That doesn't mean the principle of “speaking one's mind” goes against the grain of Adi Da's actual teachings, and how they ought to be presented to the public. Of course, maybe I'm the exception to the rule, but I don't think that's how it ought to be. All of Adi Da's devotees should speak their minds, regardless of how wrong the content of their minds might be. And they should do so publicly, as best they can, when talking about Adi Da's teachings and things he worked on like the Basket of Tolerance. What possible purpose is served by putting out this kind of dreckish, pre-digested bird-vomit? Even as a purely tactical effort, it's hopelessly pointless. People are attracted or repelled by strong views and opinions, which accounts in part for the reaction to Da, but they simply ignore milquetoast presentations of any kind. And why shouldn't they? If someone has no actual guts to stand up for what they believe in, why should anyone else care? If the writer of this site can't stand up and tell us about Adi Da and his work on the BoT, why should we think it's worth anything? Well, we won't.

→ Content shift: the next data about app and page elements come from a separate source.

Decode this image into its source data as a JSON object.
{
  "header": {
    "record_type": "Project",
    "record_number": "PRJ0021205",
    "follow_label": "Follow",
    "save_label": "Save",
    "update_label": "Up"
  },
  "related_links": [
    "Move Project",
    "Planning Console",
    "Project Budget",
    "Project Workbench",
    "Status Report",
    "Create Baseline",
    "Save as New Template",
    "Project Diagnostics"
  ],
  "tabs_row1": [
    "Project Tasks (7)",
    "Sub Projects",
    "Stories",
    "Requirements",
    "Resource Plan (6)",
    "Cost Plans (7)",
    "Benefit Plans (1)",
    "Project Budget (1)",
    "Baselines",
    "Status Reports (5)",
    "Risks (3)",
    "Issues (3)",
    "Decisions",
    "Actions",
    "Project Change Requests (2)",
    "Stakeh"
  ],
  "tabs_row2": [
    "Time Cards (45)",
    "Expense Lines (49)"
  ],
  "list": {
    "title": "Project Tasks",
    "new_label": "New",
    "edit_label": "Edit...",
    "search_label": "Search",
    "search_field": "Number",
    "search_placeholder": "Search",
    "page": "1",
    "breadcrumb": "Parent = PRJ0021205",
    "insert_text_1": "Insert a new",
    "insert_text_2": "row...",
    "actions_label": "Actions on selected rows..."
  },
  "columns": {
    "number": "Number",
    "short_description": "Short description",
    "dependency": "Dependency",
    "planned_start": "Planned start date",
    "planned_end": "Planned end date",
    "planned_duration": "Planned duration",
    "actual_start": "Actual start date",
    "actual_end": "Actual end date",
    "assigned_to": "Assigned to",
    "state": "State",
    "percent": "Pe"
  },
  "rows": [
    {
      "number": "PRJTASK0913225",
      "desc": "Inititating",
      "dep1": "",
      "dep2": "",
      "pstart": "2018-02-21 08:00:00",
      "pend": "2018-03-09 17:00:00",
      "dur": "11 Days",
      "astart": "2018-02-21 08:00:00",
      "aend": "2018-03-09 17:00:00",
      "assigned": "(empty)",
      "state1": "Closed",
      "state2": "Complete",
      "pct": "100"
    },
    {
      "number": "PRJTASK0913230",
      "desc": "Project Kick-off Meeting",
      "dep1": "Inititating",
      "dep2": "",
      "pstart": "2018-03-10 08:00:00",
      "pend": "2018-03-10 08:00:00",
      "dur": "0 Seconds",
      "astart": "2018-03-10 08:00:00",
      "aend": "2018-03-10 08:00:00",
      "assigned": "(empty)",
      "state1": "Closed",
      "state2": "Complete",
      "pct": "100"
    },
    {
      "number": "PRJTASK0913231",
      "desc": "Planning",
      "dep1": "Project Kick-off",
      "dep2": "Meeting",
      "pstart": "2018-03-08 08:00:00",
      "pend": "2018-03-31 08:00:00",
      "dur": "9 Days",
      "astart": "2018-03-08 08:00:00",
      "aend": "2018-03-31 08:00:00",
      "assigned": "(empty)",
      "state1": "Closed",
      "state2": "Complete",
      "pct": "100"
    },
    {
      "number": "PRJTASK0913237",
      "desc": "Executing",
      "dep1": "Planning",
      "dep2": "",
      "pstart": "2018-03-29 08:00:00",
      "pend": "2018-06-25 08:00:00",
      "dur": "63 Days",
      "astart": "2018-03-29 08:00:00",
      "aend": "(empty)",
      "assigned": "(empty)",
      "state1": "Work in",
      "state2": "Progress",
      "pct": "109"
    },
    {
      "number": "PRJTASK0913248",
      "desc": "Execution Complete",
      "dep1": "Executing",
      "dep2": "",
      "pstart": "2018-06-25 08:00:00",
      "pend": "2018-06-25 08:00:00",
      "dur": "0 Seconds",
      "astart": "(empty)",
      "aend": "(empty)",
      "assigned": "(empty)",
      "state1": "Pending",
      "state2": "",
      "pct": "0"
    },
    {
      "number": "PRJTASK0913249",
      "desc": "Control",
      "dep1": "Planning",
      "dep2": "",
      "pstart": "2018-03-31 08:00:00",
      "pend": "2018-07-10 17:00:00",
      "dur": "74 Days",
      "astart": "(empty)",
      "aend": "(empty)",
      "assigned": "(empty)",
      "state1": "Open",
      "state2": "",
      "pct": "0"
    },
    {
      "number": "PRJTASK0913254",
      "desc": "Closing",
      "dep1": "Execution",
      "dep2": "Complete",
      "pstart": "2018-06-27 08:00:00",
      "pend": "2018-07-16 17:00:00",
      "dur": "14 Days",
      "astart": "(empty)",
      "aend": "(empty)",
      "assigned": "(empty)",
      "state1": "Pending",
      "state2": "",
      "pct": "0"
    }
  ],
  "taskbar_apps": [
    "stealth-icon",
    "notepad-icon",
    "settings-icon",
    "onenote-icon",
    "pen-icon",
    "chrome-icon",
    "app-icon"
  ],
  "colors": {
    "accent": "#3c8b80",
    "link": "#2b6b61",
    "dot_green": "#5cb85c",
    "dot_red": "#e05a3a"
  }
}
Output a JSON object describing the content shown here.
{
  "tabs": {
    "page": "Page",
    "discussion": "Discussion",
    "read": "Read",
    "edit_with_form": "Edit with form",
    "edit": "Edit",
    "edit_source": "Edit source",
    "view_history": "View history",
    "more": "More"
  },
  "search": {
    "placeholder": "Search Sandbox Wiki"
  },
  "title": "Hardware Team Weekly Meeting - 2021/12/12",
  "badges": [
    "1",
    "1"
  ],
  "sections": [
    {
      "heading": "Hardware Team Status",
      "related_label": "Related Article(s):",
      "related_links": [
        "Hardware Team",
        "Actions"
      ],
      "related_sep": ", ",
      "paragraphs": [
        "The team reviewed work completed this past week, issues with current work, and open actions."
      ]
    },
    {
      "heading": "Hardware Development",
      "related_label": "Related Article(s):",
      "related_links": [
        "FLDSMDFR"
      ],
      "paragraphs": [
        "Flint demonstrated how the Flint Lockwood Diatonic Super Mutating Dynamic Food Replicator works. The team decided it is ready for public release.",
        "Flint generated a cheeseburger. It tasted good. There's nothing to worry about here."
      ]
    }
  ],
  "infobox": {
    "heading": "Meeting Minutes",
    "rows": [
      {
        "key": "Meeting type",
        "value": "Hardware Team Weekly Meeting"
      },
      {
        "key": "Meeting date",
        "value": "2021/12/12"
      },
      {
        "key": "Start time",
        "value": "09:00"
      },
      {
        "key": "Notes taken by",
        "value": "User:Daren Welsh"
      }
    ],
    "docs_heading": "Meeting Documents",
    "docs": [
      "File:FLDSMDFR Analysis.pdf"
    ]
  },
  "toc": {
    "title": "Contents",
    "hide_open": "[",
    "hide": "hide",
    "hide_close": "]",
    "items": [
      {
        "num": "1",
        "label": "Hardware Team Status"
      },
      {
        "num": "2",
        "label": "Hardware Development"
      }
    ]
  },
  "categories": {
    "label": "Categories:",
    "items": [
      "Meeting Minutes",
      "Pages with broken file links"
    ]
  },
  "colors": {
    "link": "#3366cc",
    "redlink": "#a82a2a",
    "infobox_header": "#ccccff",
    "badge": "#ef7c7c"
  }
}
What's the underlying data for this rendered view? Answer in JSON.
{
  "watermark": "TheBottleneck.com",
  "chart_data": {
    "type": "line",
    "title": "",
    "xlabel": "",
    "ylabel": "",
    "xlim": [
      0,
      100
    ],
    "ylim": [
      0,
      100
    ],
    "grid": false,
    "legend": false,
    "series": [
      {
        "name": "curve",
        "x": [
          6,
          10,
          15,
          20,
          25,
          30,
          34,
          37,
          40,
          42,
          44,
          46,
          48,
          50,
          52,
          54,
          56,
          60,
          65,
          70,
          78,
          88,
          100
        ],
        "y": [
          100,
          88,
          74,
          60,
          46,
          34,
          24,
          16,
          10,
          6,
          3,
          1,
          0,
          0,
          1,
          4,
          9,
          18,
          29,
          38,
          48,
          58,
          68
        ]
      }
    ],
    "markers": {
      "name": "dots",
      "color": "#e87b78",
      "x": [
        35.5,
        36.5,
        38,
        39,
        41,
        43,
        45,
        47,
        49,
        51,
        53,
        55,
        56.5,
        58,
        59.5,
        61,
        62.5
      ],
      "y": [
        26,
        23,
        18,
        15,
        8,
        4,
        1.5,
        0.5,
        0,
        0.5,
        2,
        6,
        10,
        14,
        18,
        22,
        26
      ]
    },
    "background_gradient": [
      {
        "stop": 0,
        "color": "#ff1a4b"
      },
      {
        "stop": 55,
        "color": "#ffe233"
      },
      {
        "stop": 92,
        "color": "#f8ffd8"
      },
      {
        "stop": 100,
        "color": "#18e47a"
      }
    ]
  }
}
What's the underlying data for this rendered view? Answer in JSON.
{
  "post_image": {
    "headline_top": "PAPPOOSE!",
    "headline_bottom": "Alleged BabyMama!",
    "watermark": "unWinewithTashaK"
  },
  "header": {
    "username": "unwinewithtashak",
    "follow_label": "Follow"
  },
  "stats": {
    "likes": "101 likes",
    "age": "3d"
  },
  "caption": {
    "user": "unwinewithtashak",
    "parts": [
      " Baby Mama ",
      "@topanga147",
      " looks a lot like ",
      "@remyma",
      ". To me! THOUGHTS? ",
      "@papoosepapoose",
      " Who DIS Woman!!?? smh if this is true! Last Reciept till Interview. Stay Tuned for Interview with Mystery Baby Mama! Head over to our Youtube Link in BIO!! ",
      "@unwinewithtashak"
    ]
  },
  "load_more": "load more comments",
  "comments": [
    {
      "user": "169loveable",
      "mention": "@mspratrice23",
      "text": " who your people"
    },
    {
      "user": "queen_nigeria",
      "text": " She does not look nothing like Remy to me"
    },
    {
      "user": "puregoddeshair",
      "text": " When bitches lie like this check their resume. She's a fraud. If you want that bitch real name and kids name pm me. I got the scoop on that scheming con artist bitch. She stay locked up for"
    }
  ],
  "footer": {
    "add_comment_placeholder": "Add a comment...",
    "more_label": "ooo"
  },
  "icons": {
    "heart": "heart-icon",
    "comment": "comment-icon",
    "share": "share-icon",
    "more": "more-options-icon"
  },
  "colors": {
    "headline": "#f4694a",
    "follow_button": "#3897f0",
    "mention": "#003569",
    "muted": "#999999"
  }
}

To ring my own bell a little further, I recall a friend in the upper echelons of the Adidam missionary and publishing world telling me about a meeting they had about a book they planned to produce on Adi Da's art. The kanyas wanted me to write the book, but the editorial staff was a bit reluctant because I was something of a “loose cannon”. Some people at the meeting said, yes, but he's also the best writer in Adidam. And my friend spoke up and said, “No, he's the only writer in Adidam.” By which he meant that I was the only guy in Adidam who actually wrote in a real way, rather than in some weasily cultic manner. I appreciated his praise, but I don't actually think it was hyperbole. It's not that I was smarter or more skilled than anyone else, but it was true that I came from a place where genuine writing could at least be done, whereas most of the editorial department that wrote for the public was simply incapable of honest, up-front writing, and it degraded most everything they produced. Of course, it was another reason I found Adidam an intolerable place to live and even serve in.

That doesn't mean it always has to be that way. And yet, it probably will. Once again, I'm probably just tilting at windmills. As criticial of Adidam as I've been over the years, I've always hoped it would one day grow up and become capable of adult conversation about itself at the very least. So far, unfortunately, there's no indication that this will ever happen. This website certainly represents a futher move in the opposite direction entirely. These are not courageous early Christians willing to speak the truth as they see it and be martyred for their cause if necessary. These are people trying to devise a clever marketing plan that can arouse the least possible offense, and thus also the least possible interest, and somehow sneak people in through a back door.

I can understand it, I guess. Who really wants to be eaten by lions? Which, metaphorically speaking, is what would happen if they put themselves out there as they really see themselves and their world. Certainly there would be some serious confrontations with reality and with others who disagree with their views which might cause them to question the assumptions they've made about themselves and Adi Da. My “open mind” ended up leading me right out the door, after all. So there's risks involved. But it's all just on the level of “consideration”. Nobody is going to send actual lions their way. It's pretty cowardly to treat this as some kind of dangerous, armed struggle. It's just the usual set of religious and spiritual ideas and disputes in society where speaking one's mind is often actually appreciated. If you don't engage that, you don't get much of anything out of it. No guts, no glory.

Adi Da used to ask, “Where are my Vivekanandas”. Well, instead of Vivekananda's, he's got a battalion of Mr. Rogers'. I guess this is a fitting finale to the minor spiritual fiasco that was Adi Da's entire life and teaching, but even I would have hoped for something more interesting or dramatic or at least amusing. I suppose this is just an example of the banality of banality, and leave it at that.